**What you are asked to do:** Your reply should reproduce the data below without a single alteration, apart from dropping the images.

**Stored data:**
☆ ☆ ☆ ☆

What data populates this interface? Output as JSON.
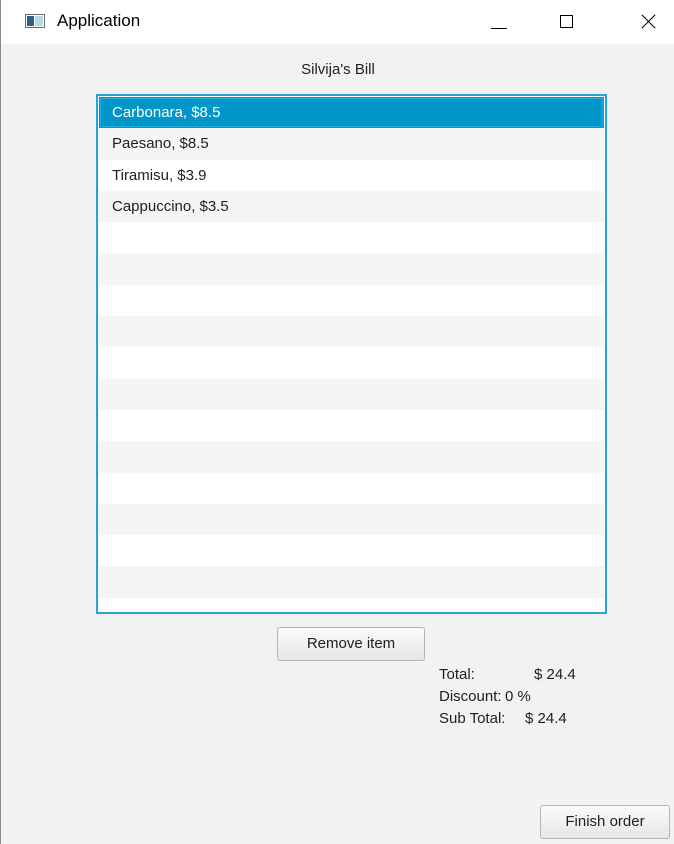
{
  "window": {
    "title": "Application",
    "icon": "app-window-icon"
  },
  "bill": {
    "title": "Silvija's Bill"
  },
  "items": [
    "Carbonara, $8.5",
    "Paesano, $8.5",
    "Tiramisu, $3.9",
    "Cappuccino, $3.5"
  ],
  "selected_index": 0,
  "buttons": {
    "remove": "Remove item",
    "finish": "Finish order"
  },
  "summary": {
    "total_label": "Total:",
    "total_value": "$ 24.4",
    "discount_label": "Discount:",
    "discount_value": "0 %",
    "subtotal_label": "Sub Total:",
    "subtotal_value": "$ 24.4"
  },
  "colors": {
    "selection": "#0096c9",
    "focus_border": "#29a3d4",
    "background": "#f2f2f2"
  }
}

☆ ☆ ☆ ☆

**Problem solution:**
What data populates this interface? Output as JSON.
{
  "window": {
    "title": "Application",
    "icon": "app-window-icon"
  },
  "bill": {
    "title": "Silvija's Bill"
  },
  "items": [
    "Carbonara, $8.5",
    "Paesano, $8.5",
    "Tiramisu, $3.9",
    "Cappuccino, $3.5"
  ],
  "selected_index": 0,
  "buttons": {
    "remove": "Remove item",
    "finish": "Finish order"
  },
  "summary": {
    "total_label": "Total:",
    "total_value": "$ 24.4",
    "discount_label": "Discount:",
    "discount_value": "0 %",
    "subtotal_label": "Sub Total:",
    "subtotal_value": "$ 24.4"
  },
  "colors": {
    "selection": "#0096c9",
    "focus_border": "#29a3d4",
    "background": "#f2f2f2"
  }
}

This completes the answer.